### REQUIREMENT
Exact copies of all the lines below are wanted, without a single picture.

»»

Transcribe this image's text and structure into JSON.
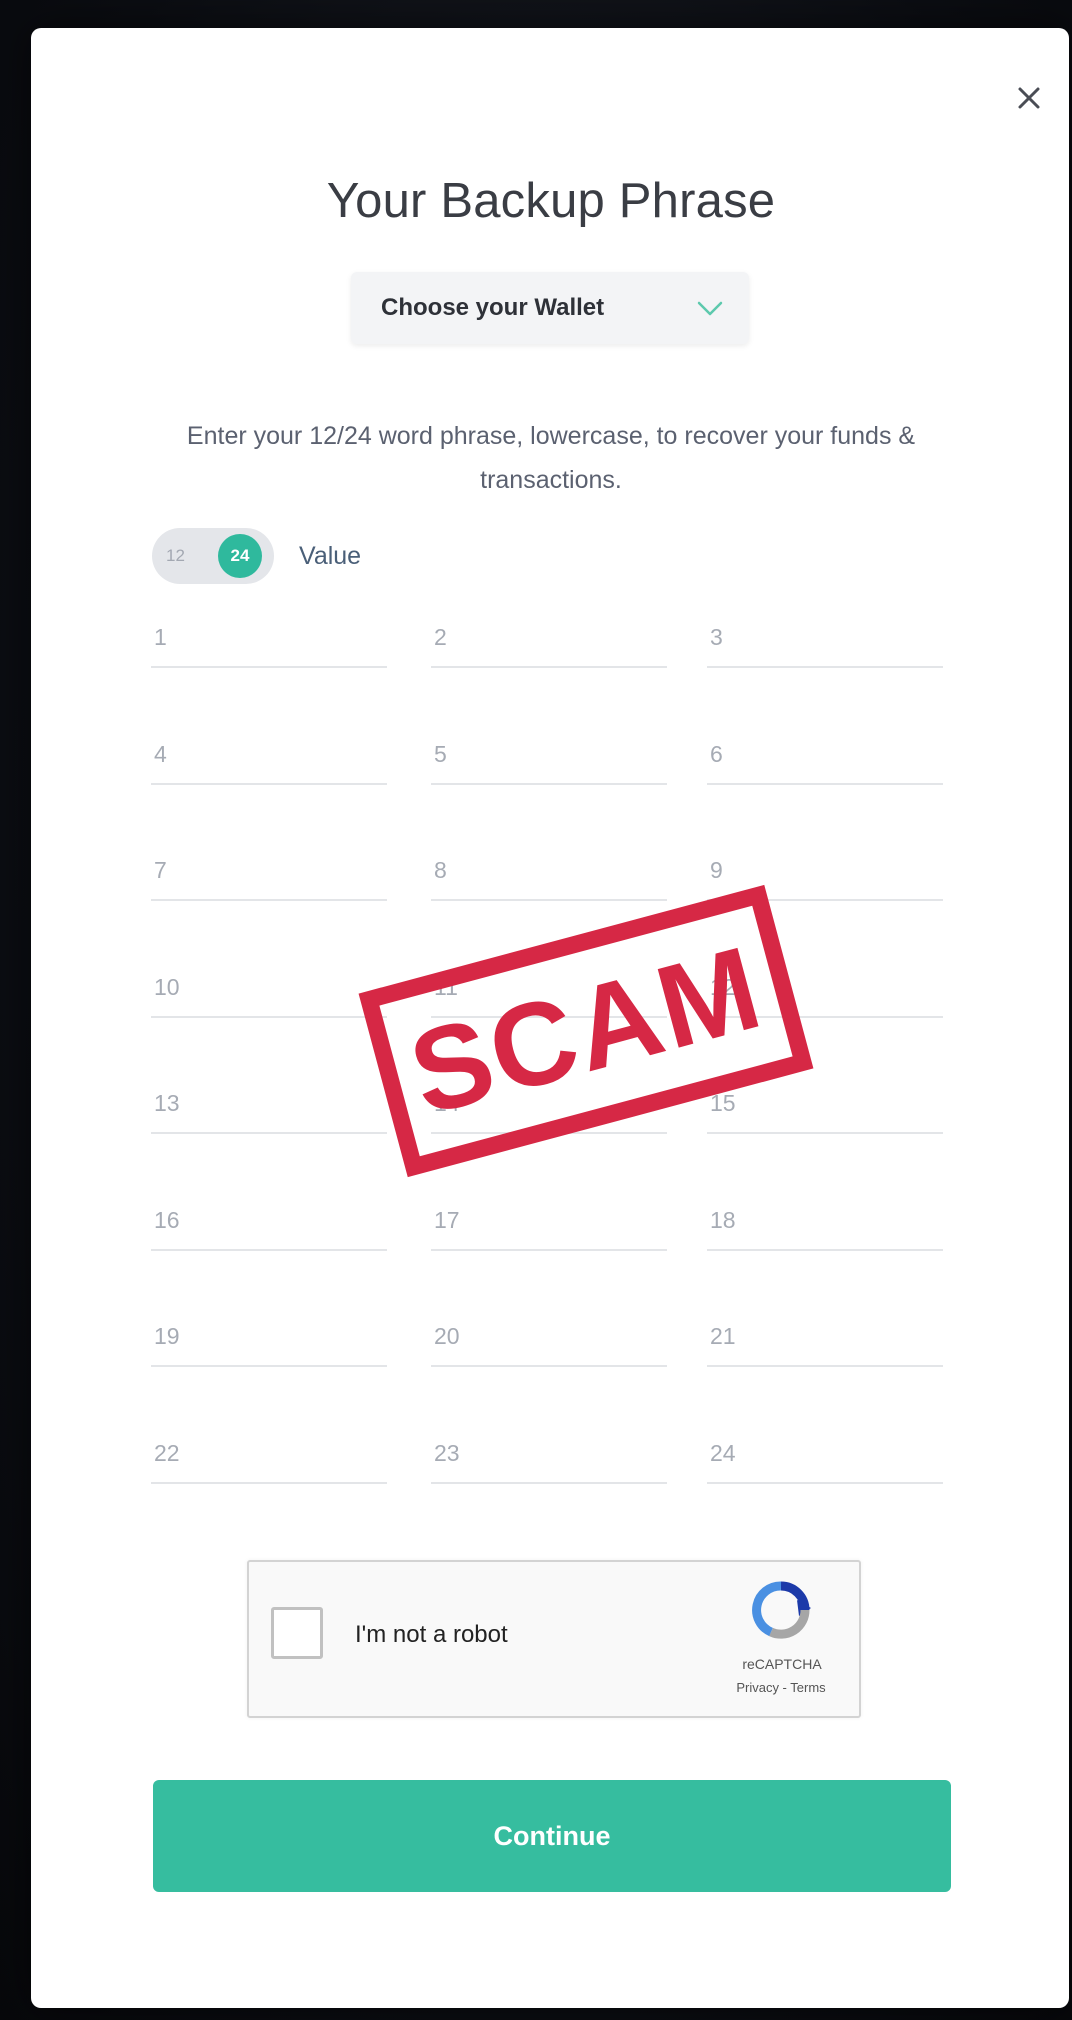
{
  "modal": {
    "title": "Your Backup Phrase",
    "close_icon": "close-icon",
    "wallet_select": {
      "selected": "Choose your Wallet",
      "icon": "chevron-down-icon"
    },
    "instructions": "Enter your 12/24 word phrase, lowercase, to recover your funds & transactions.",
    "toggle": {
      "option_12": "12",
      "option_24": "24",
      "selected": "24",
      "label": "Value"
    },
    "phrase_fields": [
      "1",
      "2",
      "3",
      "4",
      "5",
      "6",
      "7",
      "8",
      "9",
      "10",
      "11",
      "12",
      "13",
      "14",
      "15",
      "16",
      "17",
      "18",
      "19",
      "20",
      "21",
      "22",
      "23",
      "24"
    ],
    "captcha": {
      "label": "I'm not a robot",
      "brand": "reCAPTCHA",
      "links": "Privacy - Terms",
      "icon": "recaptcha-logo-icon"
    },
    "continue_label": "Continue"
  },
  "stamp": {
    "text": "SCAM"
  },
  "colors": {
    "accent": "#36bd9f",
    "stamp": "#d62845"
  }
}
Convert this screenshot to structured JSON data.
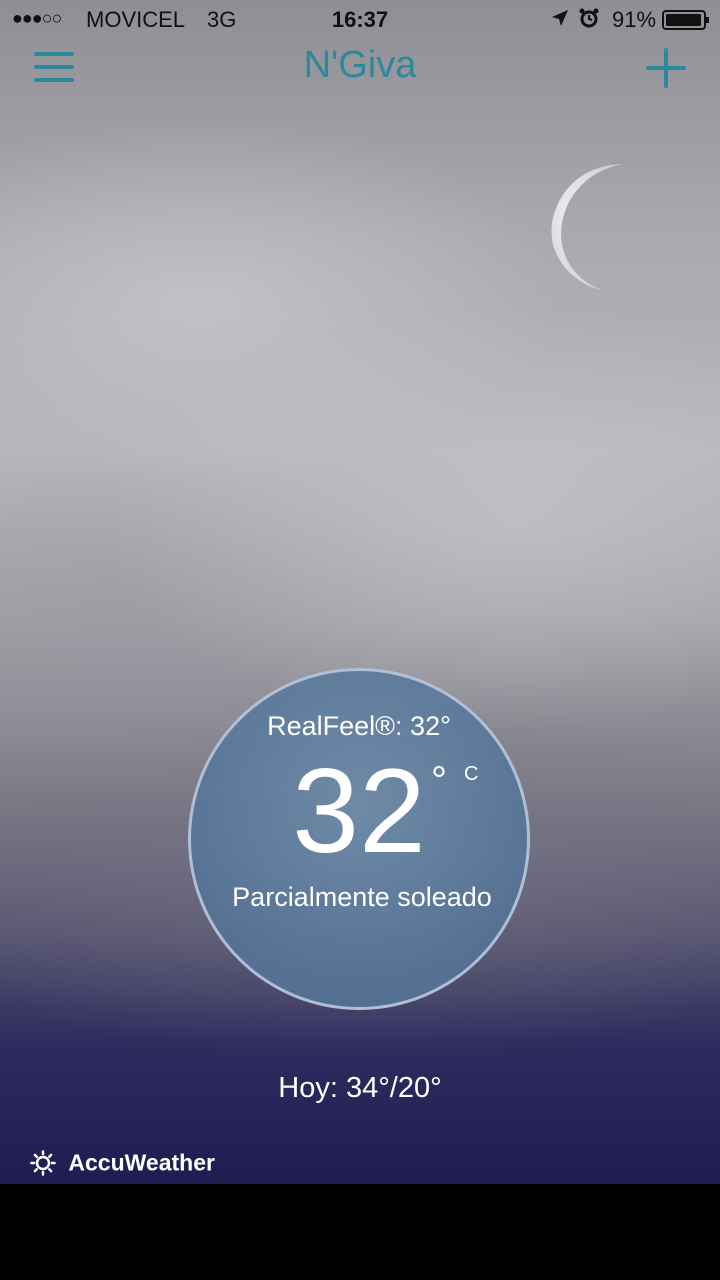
{
  "status_bar": {
    "signal": "●●●○○",
    "carrier": "MOVICEL",
    "network": "3G",
    "time": "16:37",
    "battery": "91%"
  },
  "nav": {
    "title": "N'Giva",
    "menu_icon": "hamburger-menu-icon",
    "add_icon": "plus-icon"
  },
  "weather": {
    "realfeel": "RealFeel®: 32°",
    "temperature": "32",
    "degree_symbol": "°",
    "unit": "C",
    "condition": "Parcialmente soleado",
    "today": "Hoy: 34°/20°"
  },
  "brand": {
    "name": "AccuWeather"
  },
  "colors": {
    "accent": "#2a8a9c",
    "circle": "#6b8db0",
    "sky_bottom": "#1e1d52"
  }
}
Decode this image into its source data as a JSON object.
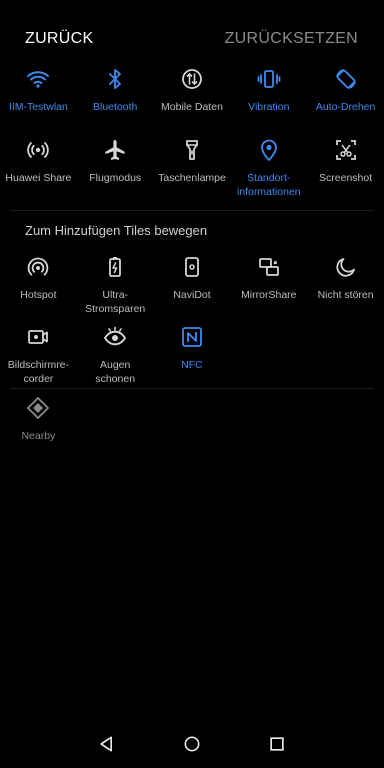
{
  "header": {
    "back_label": "ZURÜCK",
    "reset_label": "ZURÜCKSETZEN"
  },
  "active_tiles": [
    {
      "name": "tile-wifi",
      "icon": "wifi-icon",
      "label": "IIM-Testwlan",
      "enabled": true
    },
    {
      "name": "tile-bluetooth",
      "icon": "bluetooth-icon",
      "label": "Bluetooth",
      "enabled": true
    },
    {
      "name": "tile-mobile-data",
      "icon": "mobile-data-icon",
      "label": "Mobile Daten",
      "enabled": false
    },
    {
      "name": "tile-vibration",
      "icon": "vibration-icon",
      "label": "Vibration",
      "enabled": true
    },
    {
      "name": "tile-auto-rotate",
      "icon": "auto-rotate-icon",
      "label": "Auto-Drehen",
      "enabled": true
    },
    {
      "name": "tile-huawei-share",
      "icon": "huawei-share-icon",
      "label": "Huawei Share",
      "enabled": false
    },
    {
      "name": "tile-airplane-mode",
      "icon": "airplane-icon",
      "label": "Flugmodus",
      "enabled": false
    },
    {
      "name": "tile-flashlight",
      "icon": "flashlight-icon",
      "label": "Taschenlampe",
      "enabled": false
    },
    {
      "name": "tile-location",
      "icon": "location-icon",
      "label": "Standort-\ninformationen",
      "enabled": true
    },
    {
      "name": "tile-screenshot",
      "icon": "screenshot-icon",
      "label": "Screenshot",
      "enabled": false
    }
  ],
  "section_hint": "Zum Hinzufügen Tiles bewegen",
  "inactive_tiles": [
    {
      "name": "tile-hotspot",
      "icon": "hotspot-icon",
      "label": "Hotspot",
      "enabled": false
    },
    {
      "name": "tile-ultra-power",
      "icon": "battery-saver-icon",
      "label": "Ultra-\nStromsparen",
      "enabled": false
    },
    {
      "name": "tile-navidot",
      "icon": "navidot-icon",
      "label": "NaviDot",
      "enabled": false
    },
    {
      "name": "tile-mirrorshare",
      "icon": "mirrorshare-icon",
      "label": "MirrorShare",
      "enabled": false
    },
    {
      "name": "tile-do-not-disturb",
      "icon": "moon-icon",
      "label": "Nicht stören",
      "enabled": false
    },
    {
      "name": "tile-screen-recorder",
      "icon": "screen-recorder-icon",
      "label": "Bildschirmre-\ncorder",
      "enabled": false
    },
    {
      "name": "tile-eye-comfort",
      "icon": "eye-icon",
      "label": "Augen\nschonen",
      "enabled": false
    },
    {
      "name": "tile-nfc",
      "icon": "nfc-icon",
      "label": "NFC",
      "enabled": true
    }
  ],
  "extra_tiles": [
    {
      "name": "tile-nearby",
      "icon": "nearby-icon",
      "label": "Nearby",
      "enabled": false,
      "dimmed": true
    }
  ],
  "colors": {
    "background": "#000000",
    "accent": "#3b8bf0",
    "text": "#bdbdbd",
    "dimmed": "#8a8a8a"
  },
  "navbar": [
    {
      "name": "nav-back-button",
      "icon": "triangle-back-icon"
    },
    {
      "name": "nav-home-button",
      "icon": "circle-home-icon"
    },
    {
      "name": "nav-recents-button",
      "icon": "square-recents-icon"
    }
  ]
}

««

### SOLUTION FOR THIS PROBLEM
Transcribe this image's text and structure into JSON.
{
  "modal": {
    "title": "Your Backup Phrase",
    "close_icon": "close-icon",
    "wallet_select": {
      "selected": "Choose your Wallet",
      "icon": "chevron-down-icon"
    },
    "instructions": "Enter your 12/24 word phrase, lowercase, to recover your funds & transactions.",
    "toggle": {
      "option_12": "12",
      "option_24": "24",
      "selected": "24",
      "label": "Value"
    },
    "phrase_fields": [
      "1",
      "2",
      "3",
      "4",
      "5",
      "6",
      "7",
      "8",
      "9",
      "10",
      "11",
      "12",
      "13",
      "14",
      "15",
      "16",
      "17",
      "18",
      "19",
      "20",
      "21",
      "22",
      "23",
      "24"
    ],
    "captcha": {
      "label": "I'm not a robot",
      "brand": "reCAPTCHA",
      "links": "Privacy - Terms",
      "icon": "recaptcha-logo-icon"
    },
    "continue_label": "Continue"
  },
  "stamp": {
    "text": "SCAM"
  },
  "colors": {
    "accent": "#36bd9f",
    "stamp": "#d62845"
  }
}
Convert this screenshot to structured JSON data.
{
  "status_bar": {
    "signal": "●●●○○",
    "carrier": "MOVICEL",
    "network": "3G",
    "time": "16:37",
    "battery": "91%"
  },
  "nav": {
    "title": "N'Giva",
    "menu_icon": "hamburger-menu-icon",
    "add_icon": "plus-icon"
  },
  "weather": {
    "realfeel": "RealFeel®: 32°",
    "temperature": "32",
    "degree_symbol": "°",
    "unit": "C",
    "condition": "Parcialmente soleado",
    "today": "Hoy: 34°/20°"
  },
  "brand": {
    "name": "AccuWeather"
  },
  "colors": {
    "accent": "#2a8a9c",
    "circle": "#6b8db0",
    "sky_bottom": "#1e1d52"
  }
}
Decode this image into its source data as a JSON object.
{
  "header": {
    "back_label": "ZURÜCK",
    "reset_label": "ZURÜCKSETZEN"
  },
  "active_tiles": [
    {
      "name": "tile-wifi",
      "icon": "wifi-icon",
      "label": "IIM-Testwlan",
      "enabled": true
    },
    {
      "name": "tile-bluetooth",
      "icon": "bluetooth-icon",
      "label": "Bluetooth",
      "enabled": true
    },
    {
      "name": "tile-mobile-data",
      "icon": "mobile-data-icon",
      "label": "Mobile Daten",
      "enabled": false
    },
    {
      "name": "tile-vibration",
      "icon": "vibration-icon",
      "label": "Vibration",
      "enabled": true
    },
    {
      "name": "tile-auto-rotate",
      "icon": "auto-rotate-icon",
      "label": "Auto-Drehen",
      "enabled": true
    },
    {
      "name": "tile-huawei-share",
      "icon": "huawei-share-icon",
      "label": "Huawei Share",
      "enabled": false
    },
    {
      "name": "tile-airplane-mode",
      "icon": "airplane-icon",
      "label": "Flugmodus",
      "enabled": false
    },
    {
      "name": "tile-flashlight",
      "icon": "flashlight-icon",
      "label": "Taschenlampe",
      "enabled": false
    },
    {
      "name": "tile-location",
      "icon": "location-icon",
      "label": "Standort-\ninformationen",
      "enabled": true
    },
    {
      "name": "tile-screenshot",
      "icon": "screenshot-icon",
      "label": "Screenshot",
      "enabled": false
    }
  ],
  "section_hint": "Zum Hinzufügen Tiles bewegen",
  "inactive_tiles": [
    {
      "name": "tile-hotspot",
      "icon": "hotspot-icon",
      "label": "Hotspot",
      "enabled": false
    },
    {
      "name": "tile-ultra-power",
      "icon": "battery-saver-icon",
      "label": "Ultra-\nStromsparen",
      "enabled": false
    },
    {
      "name": "tile-navidot",
      "icon": "navidot-icon",
      "label": "NaviDot",
      "enabled": false
    },
    {
      "name": "tile-mirrorshare",
      "icon": "mirrorshare-icon",
      "label": "MirrorShare",
      "enabled": false
    },
    {
      "name": "tile-do-not-disturb",
      "icon": "moon-icon",
      "label": "Nicht stören",
      "enabled": false
    },
    {
      "name": "tile-screen-recorder",
      "icon": "screen-recorder-icon",
      "label": "Bildschirmre-\ncorder",
      "enabled": false
    },
    {
      "name": "tile-eye-comfort",
      "icon": "eye-icon",
      "label": "Augen\nschonen",
      "enabled": false
    },
    {
      "name": "tile-nfc",
      "icon": "nfc-icon",
      "label": "NFC",
      "enabled": true
    }
  ],
  "extra_tiles": [
    {
      "name": "tile-nearby",
      "icon": "nearby-icon",
      "label": "Nearby",
      "enabled": false,
      "dimmed": true
    }
  ],
  "colors": {
    "background": "#000000",
    "accent": "#3b8bf0",
    "text": "#bdbdbd",
    "dimmed": "#8a8a8a"
  },
  "navbar": [
    {
      "name": "nav-back-button",
      "icon": "triangle-back-icon"
    },
    {
      "name": "nav-home-button",
      "icon": "circle-home-icon"
    },
    {
      "name": "nav-recents-button",
      "icon": "square-recents-icon"
    }
  ]
}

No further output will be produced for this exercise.